Across the cyber reinsurance market there have been major strides in maturity over the past few years from the creation of sound fundamentals to innovators pushing the envelope in new ways, writes Brittany Baker, vice president of Solution Consulting, CyberCube.
When it comes to fundamentals, some players have taken advantage of the hard market to push each other to share better data. Reinsurers will always have less visibility into data on individual insureds than their primary counterparts - however, cyber data sharing has been particularly sparse at times.
Where the market standard used to be to share only aggregate information with no policy-level bordereaux that has shifted to a market standard of policy-level bordereaux with detailed firmographics and terms and conditions.
At the end of the day, this will benefit the entire industry. If reinsurers are able to be more confident in their modeling and pricing, this can only speed up the market expansion that is needed.
Cyber expertise also resides in the bucket of fundamentals.
This is still being built across the value chain but increasingly carriers are investing resources to build out cyber-specific teams, bring in seasoned experts, and provide them with the data and models needed to compete. The market standard is still to pull in cyber expertise from other parts of the organization; the innovators have dedicated cyber teams and/or centers of excellence.
As expertise has increased within teams, we’re seeing the development of sophisticated views of risk.
These best-in-class and innovative experts are taking vendor models and really digging into them to understand where they either disagree fundamentally or simply see the need to modify assumptions based on their own book’s exposure and experience. These more specific and enhanced views of risk are allowing groups to consider more complex strategies than they might have considered previously.
Risk transfer discussions have become increasingly diverse.
Reinsurers are asking how they can increase capacity while others are just dipping their toe into the cyber market. Both sets of participants are looking to do so profitably, and not undo the rate increases of the past two years. In order to increase capacity, groups are looking to understand where and how they can deploy capital more efficiently. Are there areas in their risk transfer strategy that can benefit from the enhanced modeling capabilities available?
From portfolio underwriting to systemic modeling investments are being made to uncover these insights.
Modeling the potential impacts of infrastructure and war exclusions, (not a simple task!) as well as widespread event language, has helped reinsurers develop more precise views of their capital needs. CyberCube notes that reinsurers are looking at different ways to profitability increase capacity. Questions they are asking include:
- Are there event XoL structures that now make more sense?
- Are there certain products where groups want to move away from the war exclusions that others are increasingly adopting?
- Is ILS the next best area to focus risk transfer resourcing to? What is the role of regulators? Should there be some form of government backstop?

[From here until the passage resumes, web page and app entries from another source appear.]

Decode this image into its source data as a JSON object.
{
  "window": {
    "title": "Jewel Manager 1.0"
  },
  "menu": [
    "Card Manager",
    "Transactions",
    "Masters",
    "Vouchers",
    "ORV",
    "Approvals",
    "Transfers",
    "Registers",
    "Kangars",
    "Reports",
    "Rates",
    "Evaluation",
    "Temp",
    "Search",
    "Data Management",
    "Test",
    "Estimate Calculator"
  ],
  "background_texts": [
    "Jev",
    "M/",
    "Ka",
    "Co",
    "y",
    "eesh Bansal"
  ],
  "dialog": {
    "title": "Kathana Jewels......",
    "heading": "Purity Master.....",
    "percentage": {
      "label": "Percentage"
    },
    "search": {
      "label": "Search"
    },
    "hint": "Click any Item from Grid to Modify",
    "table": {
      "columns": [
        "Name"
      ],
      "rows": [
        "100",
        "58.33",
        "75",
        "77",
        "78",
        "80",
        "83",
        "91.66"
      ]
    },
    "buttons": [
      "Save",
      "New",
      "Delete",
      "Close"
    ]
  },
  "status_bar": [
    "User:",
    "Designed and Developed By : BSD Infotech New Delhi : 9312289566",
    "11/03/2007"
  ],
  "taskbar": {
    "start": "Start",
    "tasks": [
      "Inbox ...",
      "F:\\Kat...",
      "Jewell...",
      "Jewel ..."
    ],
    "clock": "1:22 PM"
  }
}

These are all important questions that need to be addressed as the cyber reinsurance market continues to grow. Great strides have been taken over the past few years in the maturation of the market - the next stage will be crucial to its long-term sustainability.